HTML and CSS Reference
In-Depth Information
The output is a file called myaudio.ogg. To improve the quality of the
encoding, use the -b flag to set the bitrate. The -o flag allows you to
specify the output filename:
oggenc myaudio.wav -b 256 -o myhighqualityaudio.ogg
For MP3 audio, you can use the lame command-line utility, also avail-
able from :
lame myaudio.wav myaudio.mp3
Again, you can set the minimum bitrate with a command-line flag:
lame -b 256 myaudio.wav myhighqualityaudio.mp3
Bitrate is the number of bits (individual units of information) that are conveyed
or processed per unit of time. Higher bitrates mean greater sound fidelity but
also larger file sizes. Typical bitrates for CD-quality audio are in the 100-160
kbit/s range.
OGG and MP3 both work by throwing away data that makes little
audible difference to the human ear, but they tend to throw away
different parts of the audio data.

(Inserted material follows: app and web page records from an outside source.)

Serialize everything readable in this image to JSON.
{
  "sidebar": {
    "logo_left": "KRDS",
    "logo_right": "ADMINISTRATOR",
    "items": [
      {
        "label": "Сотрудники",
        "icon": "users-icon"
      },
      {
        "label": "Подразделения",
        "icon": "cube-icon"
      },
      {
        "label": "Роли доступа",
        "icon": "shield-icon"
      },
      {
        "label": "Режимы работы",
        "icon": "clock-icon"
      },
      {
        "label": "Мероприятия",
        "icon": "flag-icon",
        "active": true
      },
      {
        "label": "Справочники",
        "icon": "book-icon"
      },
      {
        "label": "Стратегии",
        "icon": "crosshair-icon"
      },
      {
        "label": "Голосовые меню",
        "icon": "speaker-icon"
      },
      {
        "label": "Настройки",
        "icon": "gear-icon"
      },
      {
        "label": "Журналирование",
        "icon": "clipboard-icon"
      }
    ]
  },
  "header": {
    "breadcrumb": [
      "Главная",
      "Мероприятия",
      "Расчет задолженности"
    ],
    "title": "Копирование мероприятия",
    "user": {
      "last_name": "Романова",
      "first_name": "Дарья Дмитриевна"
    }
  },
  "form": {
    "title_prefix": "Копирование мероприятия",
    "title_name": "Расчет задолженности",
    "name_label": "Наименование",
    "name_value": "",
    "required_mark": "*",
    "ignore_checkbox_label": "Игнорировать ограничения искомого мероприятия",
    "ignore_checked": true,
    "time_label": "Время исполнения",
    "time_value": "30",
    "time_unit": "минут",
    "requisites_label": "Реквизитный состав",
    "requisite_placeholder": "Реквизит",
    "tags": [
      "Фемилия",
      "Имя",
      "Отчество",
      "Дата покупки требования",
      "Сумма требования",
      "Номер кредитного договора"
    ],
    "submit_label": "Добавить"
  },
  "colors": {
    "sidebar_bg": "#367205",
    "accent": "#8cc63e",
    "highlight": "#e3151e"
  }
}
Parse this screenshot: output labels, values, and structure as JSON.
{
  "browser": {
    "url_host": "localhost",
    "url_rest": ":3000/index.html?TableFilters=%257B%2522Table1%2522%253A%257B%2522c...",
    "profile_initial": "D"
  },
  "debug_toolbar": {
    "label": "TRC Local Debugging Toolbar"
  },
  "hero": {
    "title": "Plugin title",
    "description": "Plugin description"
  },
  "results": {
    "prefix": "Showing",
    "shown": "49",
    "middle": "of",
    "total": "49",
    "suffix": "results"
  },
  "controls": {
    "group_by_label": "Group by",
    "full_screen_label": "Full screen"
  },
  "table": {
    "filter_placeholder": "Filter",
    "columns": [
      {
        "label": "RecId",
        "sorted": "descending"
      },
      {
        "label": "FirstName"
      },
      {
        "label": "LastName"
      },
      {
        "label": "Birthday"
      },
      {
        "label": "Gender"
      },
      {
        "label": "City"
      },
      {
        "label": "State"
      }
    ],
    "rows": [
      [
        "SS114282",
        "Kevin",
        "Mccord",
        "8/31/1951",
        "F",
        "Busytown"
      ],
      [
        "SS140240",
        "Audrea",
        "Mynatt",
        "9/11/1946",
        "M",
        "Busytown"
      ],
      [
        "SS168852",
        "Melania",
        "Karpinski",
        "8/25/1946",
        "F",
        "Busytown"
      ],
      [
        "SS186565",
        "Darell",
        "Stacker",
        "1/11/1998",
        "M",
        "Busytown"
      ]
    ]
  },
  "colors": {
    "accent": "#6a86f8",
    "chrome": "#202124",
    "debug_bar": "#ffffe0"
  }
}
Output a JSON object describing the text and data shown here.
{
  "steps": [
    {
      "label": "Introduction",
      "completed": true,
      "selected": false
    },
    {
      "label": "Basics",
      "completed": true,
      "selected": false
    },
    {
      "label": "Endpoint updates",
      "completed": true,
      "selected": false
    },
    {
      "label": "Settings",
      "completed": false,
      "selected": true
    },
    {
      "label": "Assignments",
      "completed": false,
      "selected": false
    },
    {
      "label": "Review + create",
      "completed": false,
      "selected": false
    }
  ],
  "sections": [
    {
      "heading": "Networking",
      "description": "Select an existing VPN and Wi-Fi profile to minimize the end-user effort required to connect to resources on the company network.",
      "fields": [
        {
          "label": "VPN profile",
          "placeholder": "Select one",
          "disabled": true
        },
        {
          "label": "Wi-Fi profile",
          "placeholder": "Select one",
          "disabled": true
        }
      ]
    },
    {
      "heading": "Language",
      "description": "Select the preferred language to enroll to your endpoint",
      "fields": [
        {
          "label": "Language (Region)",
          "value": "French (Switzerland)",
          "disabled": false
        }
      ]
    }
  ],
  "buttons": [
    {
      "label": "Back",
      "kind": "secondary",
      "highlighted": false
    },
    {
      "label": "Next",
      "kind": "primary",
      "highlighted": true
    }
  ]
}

For this reason, you shouldn't
convert between OGG and MP3 except as a last resort—it's far better
to convert from a lossless format (Free Lossless Audio Codec [FLAC],
WAV, or an original CD) to both OGG and MP3.
Command-line utilities are handy,
especially if you have a large col-
lection of audio files, because you
can write a script to convert them
all in a single batch. If you just
have one or two files to convert,
you may prefer a GUI -driven
approach. For this, there's a handy
website: . Visit the
site, and select the file you want to
encode from your hard drive.
Search WWH ::

Custom Search